MITH is pleased to announce that we are welcoming Amanda Visconti as the recipient of the 2014-15 Winnemore Digital Humanities Dissertation Fellowship at MITH. Applications for the fellowship were given careful consideration based on the extent to which new media and digital technologies were an integral part of the research plan and/or the pedagogical methodology being developed.

Amanda is a doctoral candidate in the department of English at the University of Maryland, where her dissertation project ““How Can You Love a Text, If You Don’t Know It?”: Critical Code and Design toward Participatory Digital Editions,” has already attracted the attention of the digital humanities community and the media for its groundbreaking re-conceptualization of the dissertation as a digital product.

Amanda’s connection to MITH is already deep, starting in the summer of 2009 when she spent several months in residence under the auspices of a competitive IMLS-funded program that placed library and information science students as interns at digital humanities centers. Her Michigan thesis represented an early attempt to bridge the gap between information science and textual scholarship, focusing on issues of usability and access in the online William Blake Archive.

In her four years as a student at Maryland she has flourished, not only completing her doctoral exams with distinction (and with a field specialization in textual studies), but also working as a full-time graduate assistant at MITH. During her time here she collaborated frequently with faculty on digital projects (including most notably the BitCurator project and the Shelley-Godwin Archive), mentored other graduate students, received competitive admittance to an advanced seminar at the Folger Shakespeare Library as well as a 2012 fellowship from the Editing Modernism in Canada Project, and established herself as a rising star in the international digital humanities community through both conference participation and a regularly updated professional blog. Despite a wide and varied engagement with digital humanities, including gaming and electronic literature, Amanda’s interests have always been firmly grounded in textual scholarship and electronic editing.

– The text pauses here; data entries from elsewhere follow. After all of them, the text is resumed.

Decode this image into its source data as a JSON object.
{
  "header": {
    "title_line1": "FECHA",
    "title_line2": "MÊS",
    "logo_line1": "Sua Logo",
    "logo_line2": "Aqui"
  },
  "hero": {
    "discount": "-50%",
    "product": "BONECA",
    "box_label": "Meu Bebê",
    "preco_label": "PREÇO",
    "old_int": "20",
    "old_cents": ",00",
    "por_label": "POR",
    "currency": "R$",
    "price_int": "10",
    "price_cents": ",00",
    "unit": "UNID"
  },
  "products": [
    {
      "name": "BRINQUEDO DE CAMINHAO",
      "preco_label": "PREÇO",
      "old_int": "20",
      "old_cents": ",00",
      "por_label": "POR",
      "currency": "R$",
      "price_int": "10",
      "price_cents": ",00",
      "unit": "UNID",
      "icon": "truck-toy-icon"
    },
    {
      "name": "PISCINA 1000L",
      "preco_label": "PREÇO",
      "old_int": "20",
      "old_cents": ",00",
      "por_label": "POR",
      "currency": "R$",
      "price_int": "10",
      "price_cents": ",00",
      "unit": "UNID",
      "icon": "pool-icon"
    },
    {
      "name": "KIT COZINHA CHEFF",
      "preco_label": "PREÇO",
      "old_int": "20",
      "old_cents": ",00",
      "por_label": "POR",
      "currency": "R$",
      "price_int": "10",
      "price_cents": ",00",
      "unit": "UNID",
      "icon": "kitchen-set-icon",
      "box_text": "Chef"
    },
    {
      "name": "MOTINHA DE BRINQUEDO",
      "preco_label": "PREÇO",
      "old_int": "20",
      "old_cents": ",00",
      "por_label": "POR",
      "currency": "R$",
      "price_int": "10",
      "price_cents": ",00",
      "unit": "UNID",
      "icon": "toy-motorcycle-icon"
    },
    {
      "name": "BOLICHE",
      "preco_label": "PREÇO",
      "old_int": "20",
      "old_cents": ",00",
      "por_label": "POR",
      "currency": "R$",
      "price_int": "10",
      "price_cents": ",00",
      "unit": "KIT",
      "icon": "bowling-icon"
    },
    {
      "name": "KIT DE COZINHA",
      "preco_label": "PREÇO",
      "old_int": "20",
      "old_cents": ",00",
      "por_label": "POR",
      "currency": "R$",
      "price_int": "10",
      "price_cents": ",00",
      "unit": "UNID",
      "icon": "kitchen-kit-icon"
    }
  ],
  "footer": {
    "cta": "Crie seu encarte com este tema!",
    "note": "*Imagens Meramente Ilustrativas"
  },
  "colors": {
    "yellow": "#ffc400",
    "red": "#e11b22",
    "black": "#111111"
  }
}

Please join us in welcoming Amanda in her new role at MITH! To read more please visit her staff page.